1. The foundation must be stable against shear failure of the supporting soil.
2. The foundation must not settle beyond a tolerable limit to avoid damage to the structure.
The other factors that require consideration are the location and depth of the foundation. In deciding the location and depth, one has to consider the erosions due to flowing water, underground defects such as root holes, cavities, unconsolidated fills, ground water level, presence of expansive soils etc.
In selecting a type of foundation, one has to consider the functions of the structure and the load it has to carry, the subsurface condition of the soil, and the cost of the superstructure.

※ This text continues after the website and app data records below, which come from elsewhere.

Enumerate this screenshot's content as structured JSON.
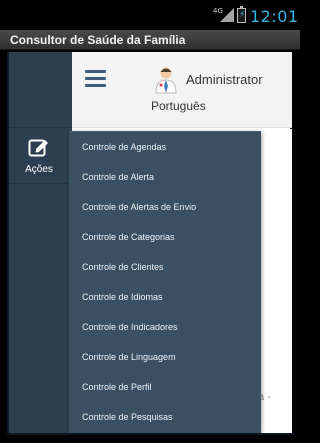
{
  "status_bar": {
    "network": "4G",
    "time": "12:01",
    "accent_color": "#33b5e5"
  },
  "window": {
    "title": "Consultor de Saúde da Família"
  },
  "header": {
    "menu_icon": "hamburger-icon",
    "user": "Administrator",
    "language": "Português"
  },
  "sidebar": {
    "action_icon": "edit-icon",
    "action_label": "Ações"
  },
  "menu": {
    "items": [
      "Controle de Agendas",
      "Controle de Alerta",
      "Controle de Alertas de Envio",
      "Controle de Categorias",
      "Controle de Clientes",
      "Controle de Idiomas",
      "Controle de Indicadores",
      "Controle de Linguagem",
      "Controle de Perfil",
      "Controle de Pesquisas"
    ]
  },
  "content": {
    "partial_text": "a -"
  },
  "colors": {
    "sidebar": "#2d3e50",
    "menu": "#3b4f62",
    "header": "#f3f3f3",
    "hamburger": "#3e5c7c"
  }
}
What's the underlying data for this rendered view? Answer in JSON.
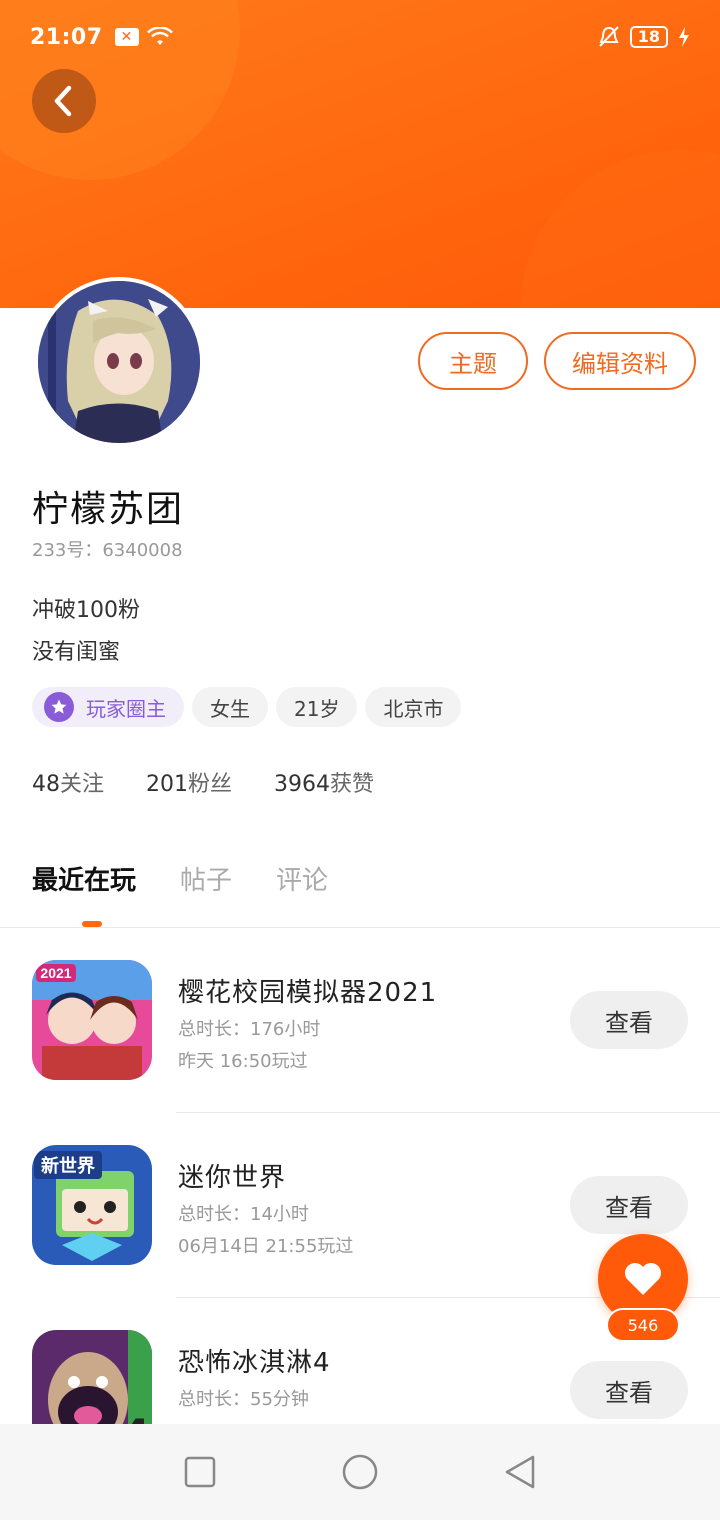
{
  "status_bar": {
    "time": "21:07",
    "battery": "18"
  },
  "profile": {
    "theme_button": "主题",
    "edit_button": "编辑资料",
    "username": "柠檬苏团",
    "uid": "233号：6340008",
    "bio_lines": [
      "冲破100粉",
      "没有闺蜜"
    ],
    "tags": {
      "role": "玩家圈主",
      "gender": "女生",
      "age": "21岁",
      "location": "北京市"
    },
    "stats": {
      "following_count": "48",
      "following_label": "关注",
      "fans_count": "201",
      "fans_label": "粉丝",
      "likes_count": "3964",
      "likes_label": "获赞"
    }
  },
  "tabs": [
    {
      "label": "最近在玩",
      "active": true
    },
    {
      "label": "帖子",
      "active": false
    },
    {
      "label": "评论",
      "active": false
    }
  ],
  "games": [
    {
      "title": "樱花校园模拟器2021",
      "duration": "总时长：176小时",
      "last_played": "昨天 16:50玩过",
      "button": "查看",
      "icon_badge": "2021"
    },
    {
      "title": "迷你世界",
      "duration": "总时长：14小时",
      "last_played": "06月14日 21:55玩过",
      "button": "查看",
      "icon_badge": "新世界"
    },
    {
      "title": "恐怖冰淇淋4",
      "duration": "总时长：55分钟",
      "last_played": "",
      "button": "查看",
      "icon_badge": "4"
    }
  ],
  "favorite": {
    "count": "546"
  },
  "colors": {
    "accent": "#ff6a10",
    "role_purple": "#8a5cd8"
  },
  "icons": {
    "back": "chevron-left-icon",
    "favorite": "heart-icon",
    "role": "star-badge-icon",
    "nav_recent": "square-icon",
    "nav_home": "circle-icon",
    "nav_back": "triangle-back-icon"
  }
}
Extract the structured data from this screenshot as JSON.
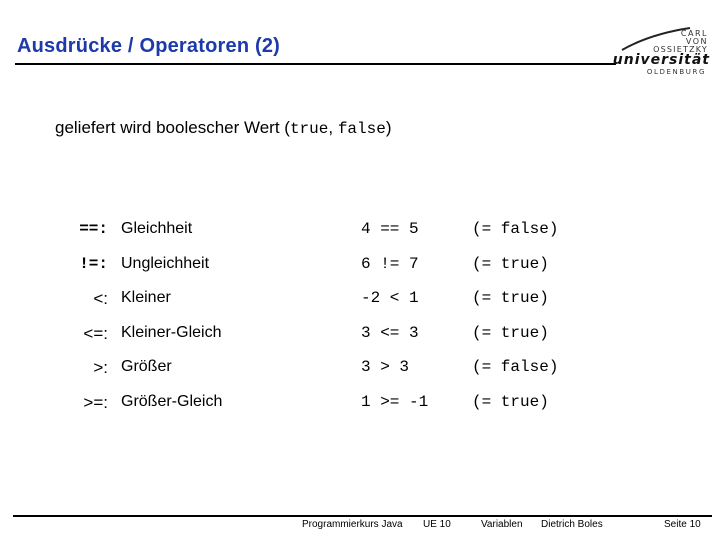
{
  "slide": {
    "title": "Ausdrücke / Operatoren (2)",
    "title_color": "#1c3aaa",
    "logo": {
      "line1": "CARL",
      "line2": "VON",
      "line3": "OSSIETZKY",
      "name": "universität",
      "city": "OLDENBURG"
    },
    "intro": {
      "text": "geliefert wird boolescher Wert (",
      "true_literal": "true",
      "separator": ", ",
      "false_literal": "false",
      "close": ")"
    },
    "operators": [
      {
        "op": "==:",
        "name": "Gleichheit",
        "example": "4 == 5",
        "result": "(= false)"
      },
      {
        "op": "!=:",
        "name": "Ungleichheit",
        "example": "6 != 7",
        "result": "(= true)"
      },
      {
        "op": "<:",
        "name": "Kleiner",
        "example": "-2 < 1",
        "result": "(= true)"
      },
      {
        "op": "<=:",
        "name": "Kleiner-Gleich",
        "example": "3 <= 3",
        "result": "(= true)"
      },
      {
        "op": ">:",
        "name": "Größer",
        "example": "3 > 3",
        "result": "(= false)"
      },
      {
        "op": ">=:",
        "name": "Größer-Gleich",
        "example": "1 >= -1",
        "result": "(= true)"
      }
    ],
    "footer": {
      "course": "Programmierkurs Java",
      "unit": "UE 10",
      "topic": "Variablen",
      "author": "Dietrich Boles",
      "page": "Seite 10"
    }
  }
}
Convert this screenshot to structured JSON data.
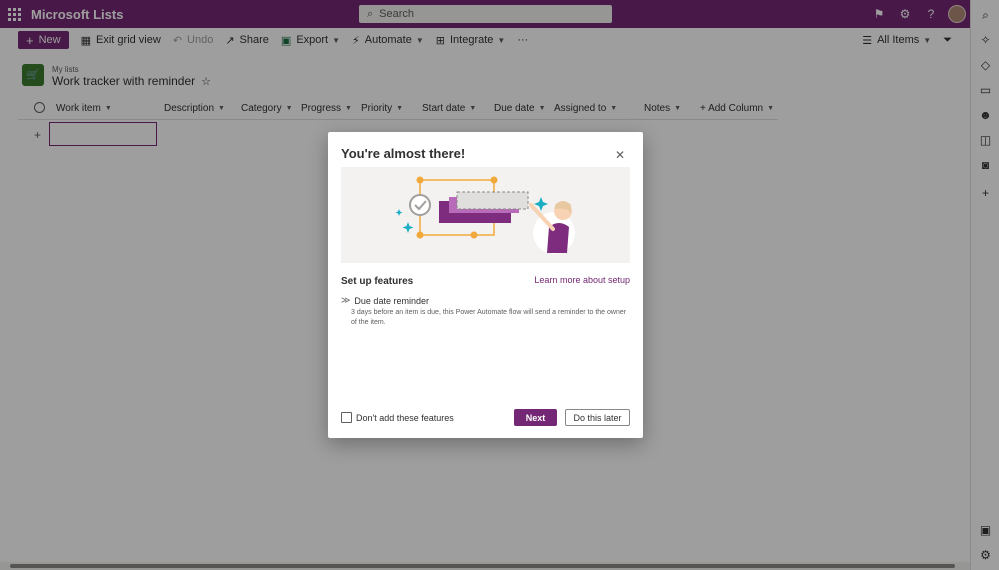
{
  "app": {
    "title": "Microsoft Lists"
  },
  "search": {
    "placeholder": "Search"
  },
  "toolbar": {
    "new_label": "New",
    "exit_grid_label": "Exit grid view",
    "undo_label": "Undo",
    "share_label": "Share",
    "export_label": "Export",
    "automate_label": "Automate",
    "integrate_label": "Integrate",
    "more_label": "···",
    "view_label": "All Items"
  },
  "list": {
    "breadcrumb": "My lists",
    "title": "Work tracker with reminder"
  },
  "columns": [
    {
      "label": "Work item"
    },
    {
      "label": "Description"
    },
    {
      "label": "Category"
    },
    {
      "label": "Progress"
    },
    {
      "label": "Priority"
    },
    {
      "label": "Start date"
    },
    {
      "label": "Due date"
    },
    {
      "label": "Assigned to"
    },
    {
      "label": "Notes"
    },
    {
      "label": "+ Add Column"
    }
  ],
  "dialog": {
    "title": "You're almost there!",
    "setup_label": "Set up features",
    "learn_link": "Learn more about setup",
    "feature_title": "Due date reminder",
    "feature_desc": "3 days before an item is due, this Power Automate flow will send a reminder to the owner of the item.",
    "checkbox_label": "Don't add these features",
    "next_label": "Next",
    "later_label": "Do this later"
  },
  "icons": {
    "suite": [
      "flag-icon",
      "gear-icon",
      "help-icon"
    ],
    "rail": [
      "search-icon",
      "copilot-icon",
      "tag-icon",
      "briefcase-icon",
      "people-icon",
      "office-icon",
      "outlook-icon",
      "add-icon",
      "sidebar-icon",
      "settings-icon"
    ]
  },
  "colors": {
    "accent": "#742774",
    "list_icon": "#3b7b30"
  }
}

Design loads also play an important part in the selection of the type of foundation. The various loads that are likely to be considered are (i) dead loads, (ii) live loads, (iii) wind and earthquake forces, (iv) lateral pressures exerted by the foundation earth on the embedded structural elements, and (v) the effects of dynamic loads.
In addition to the above loads, the loads that are due to the subsoil conditions are also required to be considered. They are (i) lateral or uplift forces on the foundation elements due to high water table, (ii) swelling pressures on the foundations in expansive soils, (iii) heave pressures on foundations in areas subjected to frost heave and (iv) negative frictional drag on piles where pile foundations are used in highly compressible soils.
-Steps for the Selection of the Type of Foundation. In choosing the type of foundation, the design engineer must perform five successive steps.
Figure 12.1 Types of shallow foundations: (a) plain concrete foundation, (b) stepped reinforced concrete foundation, (c) reinforced concrete rectangular foundation, and (d) reinforced concrete wall foundation.